The lymphatic system is a network of tissues and organs whose primary duty it is to rid the body of toxins, waste, and other unwanted materials. It is a part of the circulatory system and immune system and comprises lymphatic vessels, lymphatic or lymphoid organs, and lymphoid tissues.
Lymph fluid is a clear, watery fluid that moves through your bloodstream and the lymphatic system. Approximately 20 liters of plasma run through your body’s arteries, blood vessels, and capillaries every single day. They deliver nutrients to the body’s cells and collect the waste material, which makes up about 3 liters of the 20. This waste material is collected into the lymphatic system, now called lymph, for excretion before recirculating into the bloodstream.

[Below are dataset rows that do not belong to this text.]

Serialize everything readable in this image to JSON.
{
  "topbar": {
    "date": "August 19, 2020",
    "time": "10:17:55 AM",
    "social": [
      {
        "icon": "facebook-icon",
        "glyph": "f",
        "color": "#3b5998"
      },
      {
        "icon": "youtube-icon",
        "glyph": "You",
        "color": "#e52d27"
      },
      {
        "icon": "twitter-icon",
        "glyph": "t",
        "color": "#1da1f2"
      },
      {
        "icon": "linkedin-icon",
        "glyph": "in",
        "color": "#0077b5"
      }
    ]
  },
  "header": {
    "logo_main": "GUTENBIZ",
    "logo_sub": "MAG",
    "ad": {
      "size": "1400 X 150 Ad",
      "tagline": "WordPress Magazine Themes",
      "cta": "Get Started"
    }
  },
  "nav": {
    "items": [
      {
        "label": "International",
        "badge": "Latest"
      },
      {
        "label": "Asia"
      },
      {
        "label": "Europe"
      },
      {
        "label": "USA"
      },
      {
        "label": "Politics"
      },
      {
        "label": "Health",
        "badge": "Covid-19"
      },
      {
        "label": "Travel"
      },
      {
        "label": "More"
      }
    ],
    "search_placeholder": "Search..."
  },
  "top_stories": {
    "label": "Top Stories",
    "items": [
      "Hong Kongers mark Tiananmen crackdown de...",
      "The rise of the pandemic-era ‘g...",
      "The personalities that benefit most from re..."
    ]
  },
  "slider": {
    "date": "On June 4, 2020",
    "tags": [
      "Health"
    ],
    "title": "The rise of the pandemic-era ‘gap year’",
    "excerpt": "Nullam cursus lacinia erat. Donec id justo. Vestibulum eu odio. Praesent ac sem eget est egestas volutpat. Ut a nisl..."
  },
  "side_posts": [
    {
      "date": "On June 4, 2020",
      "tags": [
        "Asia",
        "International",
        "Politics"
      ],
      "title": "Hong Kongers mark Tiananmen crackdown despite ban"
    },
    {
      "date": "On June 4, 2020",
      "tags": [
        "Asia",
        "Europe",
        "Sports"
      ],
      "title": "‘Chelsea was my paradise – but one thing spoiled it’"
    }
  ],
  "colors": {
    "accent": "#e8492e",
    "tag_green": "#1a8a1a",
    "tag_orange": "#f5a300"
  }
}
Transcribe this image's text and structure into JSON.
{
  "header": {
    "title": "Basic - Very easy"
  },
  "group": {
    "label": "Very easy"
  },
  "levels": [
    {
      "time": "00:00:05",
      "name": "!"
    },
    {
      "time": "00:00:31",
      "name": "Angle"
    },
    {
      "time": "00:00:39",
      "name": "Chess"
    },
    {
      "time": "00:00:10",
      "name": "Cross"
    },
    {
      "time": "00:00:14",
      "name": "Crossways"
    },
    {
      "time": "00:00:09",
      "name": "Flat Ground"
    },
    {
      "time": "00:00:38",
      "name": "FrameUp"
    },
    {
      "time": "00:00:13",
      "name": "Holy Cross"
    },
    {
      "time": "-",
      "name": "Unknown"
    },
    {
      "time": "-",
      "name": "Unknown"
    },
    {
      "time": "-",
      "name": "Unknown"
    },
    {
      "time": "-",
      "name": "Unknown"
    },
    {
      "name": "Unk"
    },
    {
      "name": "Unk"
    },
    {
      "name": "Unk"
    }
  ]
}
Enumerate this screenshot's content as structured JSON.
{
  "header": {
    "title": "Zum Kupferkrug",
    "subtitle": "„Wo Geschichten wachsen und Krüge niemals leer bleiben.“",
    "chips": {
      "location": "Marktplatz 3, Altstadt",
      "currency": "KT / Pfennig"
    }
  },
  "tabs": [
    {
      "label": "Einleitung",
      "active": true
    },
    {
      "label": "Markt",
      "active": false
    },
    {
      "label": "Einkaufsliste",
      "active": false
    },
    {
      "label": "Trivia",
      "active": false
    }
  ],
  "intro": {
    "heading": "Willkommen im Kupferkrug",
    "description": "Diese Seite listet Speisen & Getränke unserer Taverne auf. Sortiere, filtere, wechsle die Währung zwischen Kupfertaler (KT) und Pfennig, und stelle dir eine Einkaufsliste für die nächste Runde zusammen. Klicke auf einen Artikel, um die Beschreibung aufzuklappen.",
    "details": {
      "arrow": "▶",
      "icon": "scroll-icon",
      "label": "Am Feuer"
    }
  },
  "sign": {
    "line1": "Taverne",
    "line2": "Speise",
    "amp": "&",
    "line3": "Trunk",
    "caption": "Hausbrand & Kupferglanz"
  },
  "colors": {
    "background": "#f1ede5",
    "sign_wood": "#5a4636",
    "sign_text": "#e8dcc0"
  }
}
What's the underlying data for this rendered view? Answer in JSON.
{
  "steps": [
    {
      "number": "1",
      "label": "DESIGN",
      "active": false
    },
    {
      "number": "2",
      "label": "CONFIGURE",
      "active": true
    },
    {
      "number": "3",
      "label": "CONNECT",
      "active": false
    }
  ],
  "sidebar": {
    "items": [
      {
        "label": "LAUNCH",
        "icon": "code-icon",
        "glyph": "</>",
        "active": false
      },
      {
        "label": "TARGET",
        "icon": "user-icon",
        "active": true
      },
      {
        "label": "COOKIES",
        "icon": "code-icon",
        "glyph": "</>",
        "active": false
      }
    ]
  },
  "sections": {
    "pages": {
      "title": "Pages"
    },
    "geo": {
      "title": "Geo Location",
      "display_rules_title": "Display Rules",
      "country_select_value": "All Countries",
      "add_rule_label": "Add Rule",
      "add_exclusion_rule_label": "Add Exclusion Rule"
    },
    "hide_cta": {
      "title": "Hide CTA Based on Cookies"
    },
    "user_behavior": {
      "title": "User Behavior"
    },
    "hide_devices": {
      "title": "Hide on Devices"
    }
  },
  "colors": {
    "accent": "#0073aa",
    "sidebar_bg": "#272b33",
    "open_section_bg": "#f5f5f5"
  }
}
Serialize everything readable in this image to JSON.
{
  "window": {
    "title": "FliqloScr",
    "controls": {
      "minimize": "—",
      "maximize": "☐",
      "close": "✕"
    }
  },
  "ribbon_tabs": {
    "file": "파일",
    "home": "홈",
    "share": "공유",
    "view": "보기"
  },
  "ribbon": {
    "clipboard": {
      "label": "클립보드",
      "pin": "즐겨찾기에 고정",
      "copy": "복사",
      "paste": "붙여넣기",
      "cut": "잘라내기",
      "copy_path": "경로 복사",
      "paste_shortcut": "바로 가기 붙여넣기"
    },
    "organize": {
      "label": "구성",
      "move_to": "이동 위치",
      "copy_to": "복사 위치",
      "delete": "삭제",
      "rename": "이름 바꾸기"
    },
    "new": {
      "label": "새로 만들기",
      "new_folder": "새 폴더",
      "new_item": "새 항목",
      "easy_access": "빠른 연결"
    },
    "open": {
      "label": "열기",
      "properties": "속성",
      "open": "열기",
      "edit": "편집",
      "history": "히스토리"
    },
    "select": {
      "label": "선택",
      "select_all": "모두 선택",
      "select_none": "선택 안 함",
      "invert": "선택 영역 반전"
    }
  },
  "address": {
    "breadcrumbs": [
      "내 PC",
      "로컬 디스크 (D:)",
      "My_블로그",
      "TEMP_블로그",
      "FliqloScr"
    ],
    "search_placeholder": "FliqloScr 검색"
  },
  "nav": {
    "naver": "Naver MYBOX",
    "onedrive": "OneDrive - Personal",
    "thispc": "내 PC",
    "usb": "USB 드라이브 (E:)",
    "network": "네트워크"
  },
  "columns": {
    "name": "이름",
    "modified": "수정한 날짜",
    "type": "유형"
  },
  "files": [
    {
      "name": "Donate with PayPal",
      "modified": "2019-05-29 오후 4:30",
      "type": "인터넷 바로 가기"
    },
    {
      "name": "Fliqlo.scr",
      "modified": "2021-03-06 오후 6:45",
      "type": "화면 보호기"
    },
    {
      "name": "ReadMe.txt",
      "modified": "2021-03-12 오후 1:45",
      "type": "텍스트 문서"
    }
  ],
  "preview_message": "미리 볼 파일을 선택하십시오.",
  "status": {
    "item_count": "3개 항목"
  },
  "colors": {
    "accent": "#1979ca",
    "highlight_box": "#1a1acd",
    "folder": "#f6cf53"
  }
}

Why is Lymphatic Health Important?
Lymph fluid collects an array of substances that the body wants to excrete, including proteins, minerals, fats, damaged and cancerous cells, and foreign invaders like viruses and bacteria.
Lymph nodes are like little pockets right under the skin that helps trap pathogens so that the immune system can generate a defensive response. These nodes and lymph vessels create a webbing throughout the whole body and are mainly concentrated in the neck, armpits, groin, and abdomen.
The lymphatic system enables the body to monitor immune cells and regulate the inflammatory response in your body. It plays a major role in protecting the body from various threats, including bacteria, cancer, and infections.
Lymphatic ‘health’ is essentially promoted through the continuous movement of lymph fluid, which, unlike blood, does not naturally pump throughout the body. Keeping the lymph moving requires practice on your part. It needs to be tended to every day to ensure that the body continues to rid itself of pathogens, bacteria, viruses, and other unwanted particles.
Poor lymphatic health (stagnant fluid) can result in an accumulation of toxins in the body, leading to an array of unwanted symptoms that result from a lowered immune system response and the toxic build-up itself. From poor sleep, weight gain, insulin resistance, and of course being more susceptible to viruses and pathogens: keeping your lymph fluid moving and healthy is a must!
Five ways to a healthy Lymphatic System:
1. Jumping on a rebounder is one of the most efficient ways to get lymph moving. Five minutes of bouncing can be equivalent to 15 minutes of running time! Brisk walking is also considered one of the best ways to get lymph moving; make sure to swing your arms to get the most ‘pump’ from all your levers!
2. Dry Brushing - Since the webbing, tubes, and nodes that comprise the lymphatic system are located just below the surface of the skin, dry brushing is a gentle and yet powerful way to stimulate lymph flow. Dry brushing is the act of using a dry bristled brush and gently brushing the skin in long sweeping movements towards the heart.
3. Hot/ Cold Showers - Dry brushing benefits can be maximized even more if done before a hot bath or sauna, to help move lymph and open up lymph nodes, which is then encouraged even further thanks to the heat.
4. Infrared Sauna - Infrared saunas not only help the lymphatic system target toxins stored in fat cells, they’ve also been proven to accelerate weight loss, relieve sore muscles and joints, reduce stress and fatigue, improving skin, and a whole lot more. Infrared sauna produces the same infrared heat produced by the sun. Infrared heat is required for all living things for optimum health. The radiant heat from infrared sauna surrounds you and penetrates deeply into your joints, muscles and tissues increasing oxygen flow and circulation. Sauna helps to remove impurities from your cells, specifically the cells inside our fat where our body stores waste and harmful toxins such as cholesterol and heavy metals.
5. Deep Belly Breathing - Deep diaphragmatic breathing promotes lymph movement throughout the many nodes located in the belly, including the thoracic duct, which is the largest lymph vessel in the body. All the lymph fluid from the lower extremities passes through these deep lymphatic structures. The upwards and downwards movement of the diaphragm that occurs with deep belly breathing promotes the lower extremities’ lymphatic flow. Deep breathing also promotes whole-body relaxation and cascading benefits, including lowered blood pressure, decreased heart rate, and lowered blood glucose levels.
Larisa Belote, Health Practitioner & Certified Detox Specialist is a strong believer that your body is a smart machine and can heal itself given a chance and the right set of tools. Infrared sauna is available in our office. Call/Txt 732.996.6963 or email: firstname.lastname@example.org